Marki Stewart’s longtime commitment to helping unaccompanied immigrant children find safety and security in the United States earned her recognition as one of the Arizona Foundation for Legal Services and Education’s 2022 Top 50 Pro Bono Attorneys.
Nominated by the Florence Project for more than a decade of involvement with the organization’s Volunteer Lawyers Program, Marki provides pro bono representation, guidance, and support that has a lifelong impact on children under threat of deportation.
Currently, Marki represents an 11-year-old orphan from Mexico who traveled to the United States with her older siblings in 2019. She won a Motion to Dismiss the immigration removal proceedings, then obtained a legal guardian for the girl, who is now eligible for Special Immigrant Juvenile Status and awaiting approval for Permanent Legal Residency. If Marki prevails, her client will have both a home and a future here in the U.S.
“The immigration process is unbelievably complicated and difficult to understand, even for a health care attorney such as myself.

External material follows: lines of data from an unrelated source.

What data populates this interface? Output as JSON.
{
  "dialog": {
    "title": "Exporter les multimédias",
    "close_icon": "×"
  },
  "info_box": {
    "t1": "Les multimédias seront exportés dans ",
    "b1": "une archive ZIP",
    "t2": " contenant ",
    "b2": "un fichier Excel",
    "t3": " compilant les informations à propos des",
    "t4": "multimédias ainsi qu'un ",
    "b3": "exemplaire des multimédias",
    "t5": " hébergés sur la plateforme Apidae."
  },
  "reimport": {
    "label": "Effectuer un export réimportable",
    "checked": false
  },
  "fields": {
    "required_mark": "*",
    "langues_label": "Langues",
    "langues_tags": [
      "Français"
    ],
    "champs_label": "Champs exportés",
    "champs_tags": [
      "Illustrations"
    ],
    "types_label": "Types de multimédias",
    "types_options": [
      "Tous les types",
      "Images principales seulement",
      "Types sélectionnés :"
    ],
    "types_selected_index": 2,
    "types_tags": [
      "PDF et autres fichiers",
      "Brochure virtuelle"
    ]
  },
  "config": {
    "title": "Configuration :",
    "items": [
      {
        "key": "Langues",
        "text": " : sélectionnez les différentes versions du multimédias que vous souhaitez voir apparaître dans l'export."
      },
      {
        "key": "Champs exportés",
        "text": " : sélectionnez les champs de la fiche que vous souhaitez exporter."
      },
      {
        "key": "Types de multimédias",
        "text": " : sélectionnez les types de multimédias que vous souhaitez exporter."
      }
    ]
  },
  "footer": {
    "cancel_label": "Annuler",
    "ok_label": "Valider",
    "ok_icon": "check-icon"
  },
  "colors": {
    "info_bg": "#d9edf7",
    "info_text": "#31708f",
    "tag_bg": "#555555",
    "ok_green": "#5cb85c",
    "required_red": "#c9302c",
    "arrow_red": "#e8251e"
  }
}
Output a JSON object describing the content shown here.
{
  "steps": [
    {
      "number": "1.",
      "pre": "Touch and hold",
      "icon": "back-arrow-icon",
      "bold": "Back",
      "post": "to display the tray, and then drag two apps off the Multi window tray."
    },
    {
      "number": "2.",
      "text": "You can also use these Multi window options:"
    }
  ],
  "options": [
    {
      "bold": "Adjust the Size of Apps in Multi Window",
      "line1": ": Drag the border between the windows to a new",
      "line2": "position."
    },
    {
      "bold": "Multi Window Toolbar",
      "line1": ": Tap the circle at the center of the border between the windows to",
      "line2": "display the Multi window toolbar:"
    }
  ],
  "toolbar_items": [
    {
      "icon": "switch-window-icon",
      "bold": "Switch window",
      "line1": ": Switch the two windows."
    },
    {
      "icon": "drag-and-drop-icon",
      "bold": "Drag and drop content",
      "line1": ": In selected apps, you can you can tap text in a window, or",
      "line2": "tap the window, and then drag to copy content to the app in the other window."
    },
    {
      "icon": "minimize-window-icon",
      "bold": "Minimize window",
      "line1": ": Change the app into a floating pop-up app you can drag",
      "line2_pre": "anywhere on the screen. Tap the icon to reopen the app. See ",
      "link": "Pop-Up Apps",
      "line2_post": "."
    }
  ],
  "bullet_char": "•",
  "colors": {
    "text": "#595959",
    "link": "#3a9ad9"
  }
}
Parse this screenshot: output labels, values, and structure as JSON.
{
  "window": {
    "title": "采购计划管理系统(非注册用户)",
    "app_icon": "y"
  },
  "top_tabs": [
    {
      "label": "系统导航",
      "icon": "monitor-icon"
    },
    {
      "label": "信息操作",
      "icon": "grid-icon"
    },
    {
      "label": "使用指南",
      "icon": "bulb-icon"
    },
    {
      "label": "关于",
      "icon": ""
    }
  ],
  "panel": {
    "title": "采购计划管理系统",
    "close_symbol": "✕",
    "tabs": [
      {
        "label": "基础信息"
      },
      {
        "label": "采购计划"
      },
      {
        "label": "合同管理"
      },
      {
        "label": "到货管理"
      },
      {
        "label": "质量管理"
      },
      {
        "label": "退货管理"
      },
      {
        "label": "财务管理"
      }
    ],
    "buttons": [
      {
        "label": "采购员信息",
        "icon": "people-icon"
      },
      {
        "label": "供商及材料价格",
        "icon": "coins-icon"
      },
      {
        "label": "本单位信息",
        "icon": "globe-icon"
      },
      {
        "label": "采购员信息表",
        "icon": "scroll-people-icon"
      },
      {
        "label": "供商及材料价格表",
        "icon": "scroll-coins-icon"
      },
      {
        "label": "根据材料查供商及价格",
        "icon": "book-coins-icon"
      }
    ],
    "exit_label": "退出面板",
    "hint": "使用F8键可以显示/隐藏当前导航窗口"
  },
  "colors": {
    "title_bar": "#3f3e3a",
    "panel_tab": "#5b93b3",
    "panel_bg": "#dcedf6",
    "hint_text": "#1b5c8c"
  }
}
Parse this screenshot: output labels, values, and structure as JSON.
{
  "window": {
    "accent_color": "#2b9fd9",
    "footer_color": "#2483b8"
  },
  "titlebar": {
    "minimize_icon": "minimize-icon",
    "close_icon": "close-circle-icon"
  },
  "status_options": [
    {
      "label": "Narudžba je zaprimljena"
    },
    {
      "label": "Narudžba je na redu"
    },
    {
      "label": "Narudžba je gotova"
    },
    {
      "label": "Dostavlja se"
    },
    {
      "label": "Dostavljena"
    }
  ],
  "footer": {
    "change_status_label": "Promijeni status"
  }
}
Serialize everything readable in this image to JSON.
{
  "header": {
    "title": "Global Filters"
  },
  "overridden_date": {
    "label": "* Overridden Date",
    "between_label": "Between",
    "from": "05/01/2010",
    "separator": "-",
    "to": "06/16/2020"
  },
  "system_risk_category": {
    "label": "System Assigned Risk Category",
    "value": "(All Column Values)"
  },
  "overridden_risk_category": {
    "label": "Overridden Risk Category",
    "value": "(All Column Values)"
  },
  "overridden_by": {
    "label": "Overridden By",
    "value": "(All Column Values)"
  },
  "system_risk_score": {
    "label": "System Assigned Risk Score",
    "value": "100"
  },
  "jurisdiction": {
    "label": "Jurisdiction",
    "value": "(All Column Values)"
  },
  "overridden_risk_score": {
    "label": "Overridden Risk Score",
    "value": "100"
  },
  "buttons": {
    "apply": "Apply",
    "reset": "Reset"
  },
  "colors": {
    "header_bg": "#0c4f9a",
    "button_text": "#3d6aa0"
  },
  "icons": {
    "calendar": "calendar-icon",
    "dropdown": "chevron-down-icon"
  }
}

Imagine how hard it must be for someone who does not speak English, was not raised in this country, and has no understanding of our legal system,” Marki said. “It’s rewarding to help a child through this difficult process, and to think about the possibilities if they are granted legal residency. I want them to be safe and secure, have stability in their lives, be able to attend college, and have every opportunity to pursue their dreams.”
Yet Marki’s pro bono efforts also save lives. In a particularly memorable case, she represented a 16-year-old Guatemalan girl who escaped after being kidnapped, forced into sex trafficking, and violently abused. After her client testified in court, her captors were convicted before being pardoned and making threats against the family. Although the girl was initially granted asylum, the decision was later appealed and Marki received the case.
“There is little doubt in my mind that she would have been murdered if she had been forced to return to Guatemala,” Marki said. “We were able to find newspaper articles about the case and her brave testimony to prove her harrowing account.”
The Board of Immigration Appeals agreed with Marki’s argument that Guatemalan survivors of sex trafficking who testify against their abusers should qualify for asylum, enabling her client to start a safer life in America.
In addition to assisting the Florence Project, Marki guides hospitals, physician groups, ambulatory surgery centers, and other health care organizations through a variety of business and regulatory issues, with a special focus in health care fraud and abuse. Marki has represented various health care providers before regulatory boards and bodies, including the Arizona Medical Board, health insurance disciplinary committees, and the Office for Civil Rights.